With unsecured personal laptops and smartphones accessing confidential data at the start of the pandemic, attack surfaces expanded. For those employees who had never worked from home, and whose security experience is limited to making sure their antivirus software hasn’t expired, their goal was just to get the job done. But out-dated home routers and personal laptops without the right security opened the window. ta breaches, ransomware attacks and various other cyber based attacks.
Securing Remote Workforce
When you force employees to login to a virtual private network [VPN] prior to working on any task, all activity is performed behind the organizations firewall, thus securing data and any communications the employees have with systems, devices, and co-workers. This should also apply to any consultant or third-party vendors that have access to sensitive data, network or secure systems.
Document and have policies and procedures around password usage, forcing employees to use MFA/2FA where available, different passwords for different logins, rotation of passwords, and use of strong passwords that can’t be easily guessed or hacked.
Access & RBAC

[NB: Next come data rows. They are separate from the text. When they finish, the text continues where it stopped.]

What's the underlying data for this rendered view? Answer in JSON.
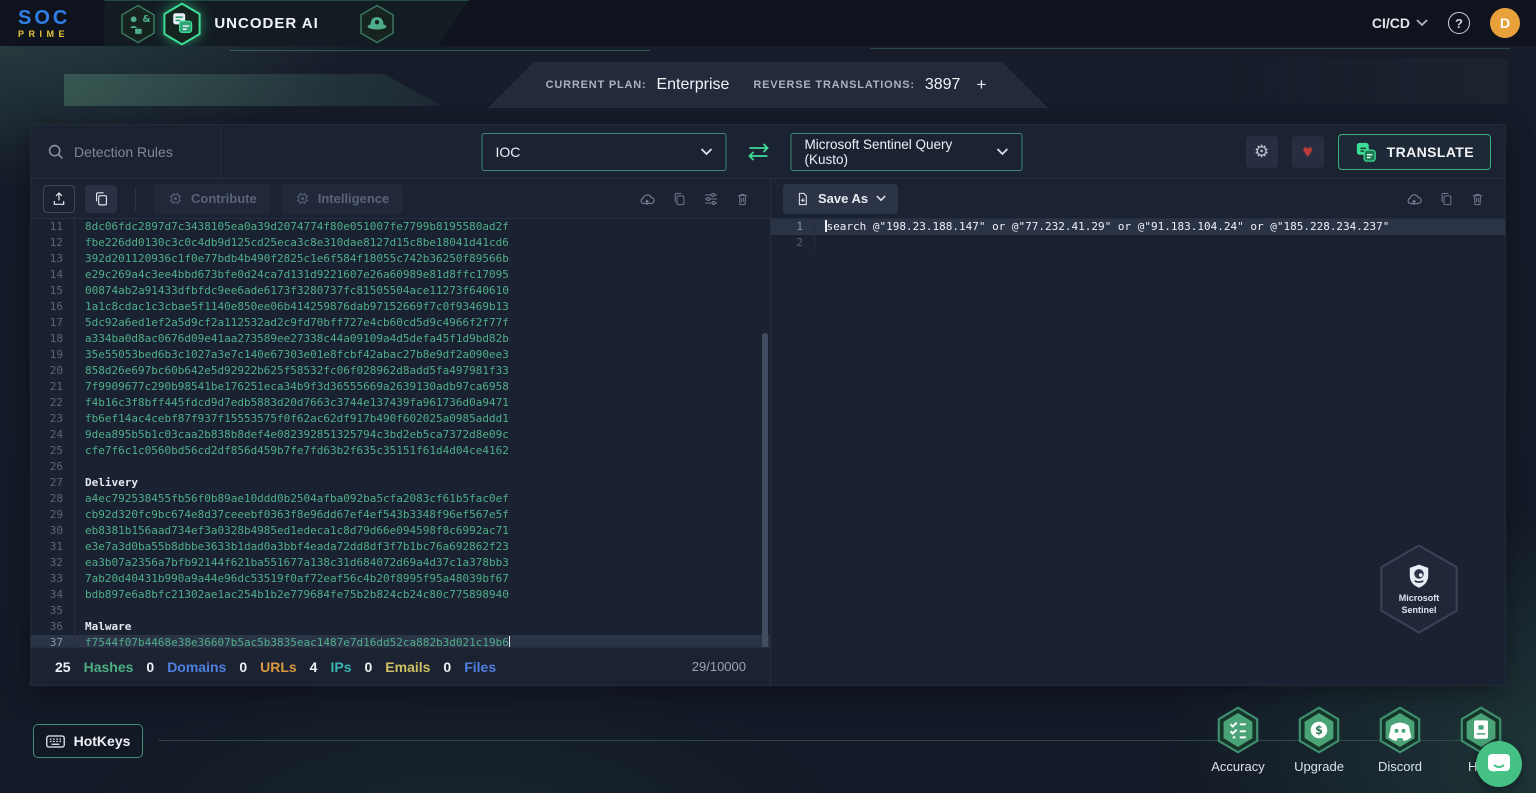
{
  "header": {
    "logo_line1": "SOC",
    "logo_line2": "PRIME",
    "app_title": "UNCODER AI",
    "cicd_label": "CI/CD",
    "avatar_initial": "D"
  },
  "icons": {
    "gear": "⚙",
    "heart": "♥",
    "question": "?",
    "plus": "+"
  },
  "plan_bar": {
    "current_plan_label": "CURRENT PLAN:",
    "current_plan_value": "Enterprise",
    "reverse_translations_label": "REVERSE TRANSLATIONS:",
    "reverse_translations_value": "3897"
  },
  "toolbar": {
    "search_placeholder": "Detection Rules",
    "source_select_value": "IOC",
    "target_select_value": "Microsoft Sentinel Query (Kusto)",
    "translate_label": "TRANSLATE",
    "contribute_label": "Contribute",
    "intelligence_label": "Intelligence",
    "save_as_label": "Save As"
  },
  "left_editor": {
    "lines": [
      {
        "n": 11,
        "k": "hash",
        "t": "8dc06fdc2897d7c3438105ea0a39d2074774f80e051007fe7799b8195580ad2f"
      },
      {
        "n": 12,
        "k": "hash",
        "t": "fbe226dd0130c3c0c4db9d125cd25eca3c8e310dae8127d15c8be18041d41cd6"
      },
      {
        "n": 13,
        "k": "hash",
        "t": "392d201120936c1f0e77bdb4b490f2825c1e6f584f18055c742b36250f89566b"
      },
      {
        "n": 14,
        "k": "hash",
        "t": "e29c269a4c3ee4bbd673bfe0d24ca7d131d9221607e26a60989e81d8ffc17095"
      },
      {
        "n": 15,
        "k": "hash",
        "t": "00874ab2a91433dfbfdc9ee6ade6173f3280737fc81505504ace11273f640610"
      },
      {
        "n": 16,
        "k": "hash",
        "t": "1a1c8cdac1c3cbae5f1140e850ee06b414259876dab97152669f7c0f93469b13"
      },
      {
        "n": 17,
        "k": "hash",
        "t": "5dc92a6ed1ef2a5d9cf2a112532ad2c9fd70bff727e4cb60cd5d9c4966f2f77f"
      },
      {
        "n": 18,
        "k": "hash",
        "t": "a334ba0d8ac0676d09e41aa273589ee27338c44a09109a4d5defa45f1d9bd82b"
      },
      {
        "n": 19,
        "k": "hash",
        "t": "35e55053bed6b3c1027a3e7c140e67303e01e8fcbf42abac27b8e9df2a090ee3"
      },
      {
        "n": 20,
        "k": "hash",
        "t": "858d26e697bc60b642e5d92922b625f58532fc06f028962d8add5fa497981f33"
      },
      {
        "n": 21,
        "k": "hash",
        "t": "7f9909677c290b98541be176251eca34b9f3d36555669a2639130adb97ca6958"
      },
      {
        "n": 22,
        "k": "hash",
        "t": "f4b16c3f8bff445fdcd9d7edb5883d20d7663c3744e137439fa961736d0a9471"
      },
      {
        "n": 23,
        "k": "hash",
        "t": "fb6ef14ac4cebf87f937f15553575f0f62ac62df917b490f602025a0985addd1"
      },
      {
        "n": 24,
        "k": "hash",
        "t": "9dea895b5b1c03caa2b838b8def4e082392851325794c3bd2eb5ca7372d8e09c"
      },
      {
        "n": 25,
        "k": "hash",
        "t": "cfe7f6c1c0560bd56cd2df856d459b7fe7fd63b2f635c35151f61d4d04ce4162"
      },
      {
        "n": 26,
        "k": "empty",
        "t": ""
      },
      {
        "n": 27,
        "k": "label",
        "t": "Delivery"
      },
      {
        "n": 28,
        "k": "hash",
        "t": "a4ec792538455fb56f0b89ae10ddd0b2504afba092ba5cfa2083cf61b5fac0ef"
      },
      {
        "n": 29,
        "k": "hash",
        "t": "cb92d320fc9bc674e8d37ceeebf0363f8e96dd67ef4ef543b3348f96ef567e5f"
      },
      {
        "n": 30,
        "k": "hash",
        "t": "eb8381b156aad734ef3a0328b4985ed1edeca1c8d79d66e094598f8c6992ac71"
      },
      {
        "n": 31,
        "k": "hash",
        "t": "e3e7a3d0ba55b8dbbe3633b1dad0a3bbf4eada72dd8df3f7b1bc76a692862f23"
      },
      {
        "n": 32,
        "k": "hash",
        "t": "ea3b07a2356a7bfb92144f621ba551677a138c31d684072d69a4d37c1a378bb3"
      },
      {
        "n": 33,
        "k": "hash",
        "t": "7ab20d40431b990a9a44e96dc53519f0af72eaf56c4b20f8995f95a48039bf67"
      },
      {
        "n": 34,
        "k": "hash",
        "t": "bdb897e6a8bfc21302ae1ac254b1b2e779684fe75b2b824cb24c80c775898940"
      },
      {
        "n": 35,
        "k": "empty",
        "t": ""
      },
      {
        "n": 36,
        "k": "label",
        "t": "Malware"
      },
      {
        "n": 37,
        "k": "hash",
        "t": "f7544f07b4468e38e36607b5ac5b3835eac1487e7d16dd52ca882b3d021c19b6",
        "active": true,
        "cur": "end"
      }
    ]
  },
  "right_editor": {
    "lines": [
      {
        "n": 1,
        "k": "plain",
        "t": "search @\"198.23.188.147\" or @\"77.232.41.29\" or @\"91.183.104.24\" or @\"185.228.234.237\"",
        "active": true,
        "cur": "start"
      },
      {
        "n": 2,
        "k": "empty",
        "t": ""
      }
    ]
  },
  "status_bar": {
    "counts": [
      {
        "value": "25",
        "label": "Hashes",
        "color": "#4caf82"
      },
      {
        "value": "0",
        "label": "Domains",
        "color": "#4f7fe0"
      },
      {
        "value": "0",
        "label": "URLs",
        "color": "#d79a3c"
      },
      {
        "value": "4",
        "label": "IPs",
        "color": "#3ab5b0"
      },
      {
        "value": "0",
        "label": "Emails",
        "color": "#cfc064"
      },
      {
        "value": "0",
        "label": "Files",
        "color": "#4f7fe0"
      }
    ],
    "limit": "29/10000"
  },
  "watermark": {
    "line1": "Microsoft",
    "line2": "Sentinel"
  },
  "footer": {
    "hotkeys_label": "HotKeys",
    "badges": [
      {
        "label": "Accuracy"
      },
      {
        "label": "Upgrade"
      },
      {
        "label": "Discord"
      },
      {
        "label": "How"
      }
    ]
  },
  "colors": {
    "accent_green": "#3ddc97",
    "select_border": "#3e8a70",
    "hash_text": "#4fae8a",
    "avatar_orange": "#e9a13b",
    "heart_red": "#c23b3b",
    "chat_green": "#46c186"
  }
}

Restrict access to employee only to those areas that are necessary to complete a job. Never give full access to any employee just for the sake of ease of use. All access provided should be based on roles, need to know basis and with least privilege.
User access permissions must be frequently reviewed by managers to ensure that correct personnel are listed on their team, and always revoke rights immediately upon termination. All access is revoked and accounts are disabled upon employee’s employment termination date.
Attack Surface Management [ASM]
Attack surface is the hardware, software, SaaS, and cloud assets that are accessible from the Internet that process or store your data. These assets can be attack vectors for cybercriminals who could use them to manipulate a network or system to extract data. Attack Surfaces can be known assets, unknown assets, vendors, rogue assets, etc..
ASM is the continuous discovery, inventory, classification, prioritization, and security monitoring of external digital assets that contain, transmit, or process sensitive data. It is everything outside of the firewall perimeter that attackers can discover as they research and target the threat landscape for vulnerable organizations.
Like every law has a loop hole, so does every policy and procedure, which can still introduce vulnerabilities, especially if remote employees refuse to follow them. Attack surface management software can run 24/7 in the background, monitor systems and immediately alert IT department if unauthorized access or suspicious activity is detected. This timely detection can save time and dollars by thwarting hackers before a cyberattack can be fully executed.